On Tuesday, August 19, 2003 8:37 AM, Perry E. Metzger
> Vadim Nasardinov <firstname.lastname@example.org> writes:
> > Perry E. Metzger wrote:
> > > His so-called "reason" doesn't explain why StringBuffer is
> > > too, in any case.
> > That is correct. I have not made any comments on why StringBuffer
> > is
> > final. What would be the relevance of such a discussion to the
> > issue
> > at hand?
> You explicitly claimed that String was final so that strings could be
> immutable. You then carefully ignored it when it was pointed out
> StringBuffer is final, and yet is mutable.
I believe that Vadim was claiming that *if* java.lang.String were not

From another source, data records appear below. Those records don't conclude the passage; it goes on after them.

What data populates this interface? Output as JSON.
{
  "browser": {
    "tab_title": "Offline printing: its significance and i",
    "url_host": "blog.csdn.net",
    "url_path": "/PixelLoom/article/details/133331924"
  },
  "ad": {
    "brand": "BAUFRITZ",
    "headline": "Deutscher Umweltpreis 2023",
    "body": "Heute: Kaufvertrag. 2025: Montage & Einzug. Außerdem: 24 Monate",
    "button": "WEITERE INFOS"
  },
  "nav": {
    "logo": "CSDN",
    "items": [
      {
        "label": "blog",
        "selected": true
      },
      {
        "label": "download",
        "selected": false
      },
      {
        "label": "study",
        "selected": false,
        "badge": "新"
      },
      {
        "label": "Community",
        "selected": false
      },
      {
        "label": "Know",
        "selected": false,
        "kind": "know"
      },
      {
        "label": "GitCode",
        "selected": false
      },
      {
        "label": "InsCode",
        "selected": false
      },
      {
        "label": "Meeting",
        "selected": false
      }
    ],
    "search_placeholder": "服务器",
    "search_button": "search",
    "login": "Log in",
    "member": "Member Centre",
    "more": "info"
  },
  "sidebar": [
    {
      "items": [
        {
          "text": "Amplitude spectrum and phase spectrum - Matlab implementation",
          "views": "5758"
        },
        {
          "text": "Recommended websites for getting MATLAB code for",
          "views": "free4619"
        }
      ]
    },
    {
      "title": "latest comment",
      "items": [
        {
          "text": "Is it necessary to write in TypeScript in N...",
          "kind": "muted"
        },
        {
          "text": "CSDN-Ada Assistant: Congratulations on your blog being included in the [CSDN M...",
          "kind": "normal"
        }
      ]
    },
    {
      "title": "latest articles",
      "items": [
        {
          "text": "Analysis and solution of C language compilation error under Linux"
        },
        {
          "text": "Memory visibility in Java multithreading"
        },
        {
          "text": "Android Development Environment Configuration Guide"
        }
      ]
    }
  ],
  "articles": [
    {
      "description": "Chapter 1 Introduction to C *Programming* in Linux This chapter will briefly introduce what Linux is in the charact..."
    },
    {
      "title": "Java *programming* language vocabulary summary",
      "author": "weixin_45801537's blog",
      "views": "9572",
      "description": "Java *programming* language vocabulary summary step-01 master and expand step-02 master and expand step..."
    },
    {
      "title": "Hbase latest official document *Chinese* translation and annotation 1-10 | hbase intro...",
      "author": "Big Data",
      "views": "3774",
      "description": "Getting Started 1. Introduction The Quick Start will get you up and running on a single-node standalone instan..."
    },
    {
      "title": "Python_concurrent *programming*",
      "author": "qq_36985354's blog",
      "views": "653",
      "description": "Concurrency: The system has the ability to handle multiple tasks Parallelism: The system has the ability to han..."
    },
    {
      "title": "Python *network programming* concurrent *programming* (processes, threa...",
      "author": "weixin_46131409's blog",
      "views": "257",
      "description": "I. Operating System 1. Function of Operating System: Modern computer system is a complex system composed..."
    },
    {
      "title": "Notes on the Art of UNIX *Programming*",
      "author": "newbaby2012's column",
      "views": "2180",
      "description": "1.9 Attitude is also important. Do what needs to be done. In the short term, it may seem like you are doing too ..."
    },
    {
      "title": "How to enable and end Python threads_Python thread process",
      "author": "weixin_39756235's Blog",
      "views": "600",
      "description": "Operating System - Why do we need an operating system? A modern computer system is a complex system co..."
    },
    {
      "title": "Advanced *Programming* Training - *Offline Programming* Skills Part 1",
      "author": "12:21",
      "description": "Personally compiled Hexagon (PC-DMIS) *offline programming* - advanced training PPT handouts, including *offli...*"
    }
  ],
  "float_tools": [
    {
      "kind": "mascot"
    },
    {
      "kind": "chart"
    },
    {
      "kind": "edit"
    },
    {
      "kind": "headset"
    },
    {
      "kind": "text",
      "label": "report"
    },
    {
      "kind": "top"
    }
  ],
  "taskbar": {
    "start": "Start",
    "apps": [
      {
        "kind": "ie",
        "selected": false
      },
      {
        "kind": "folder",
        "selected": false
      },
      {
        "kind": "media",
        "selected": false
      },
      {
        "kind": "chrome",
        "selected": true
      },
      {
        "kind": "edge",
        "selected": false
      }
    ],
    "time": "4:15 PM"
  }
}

final, *then* one could not guarantee that all objects of type
java.lang.String were immutable.
That is, either a class is final or it cannot be guaranteed to be
An example of a class that is final *and* mutable is not a
counterexample, for it certainly satisfies the disjunction "final or
not guaranteed immutable".
A counterexample would consist of a class that was both "not final" and
"guaranteed to be immutable". StringBuffer does appear largely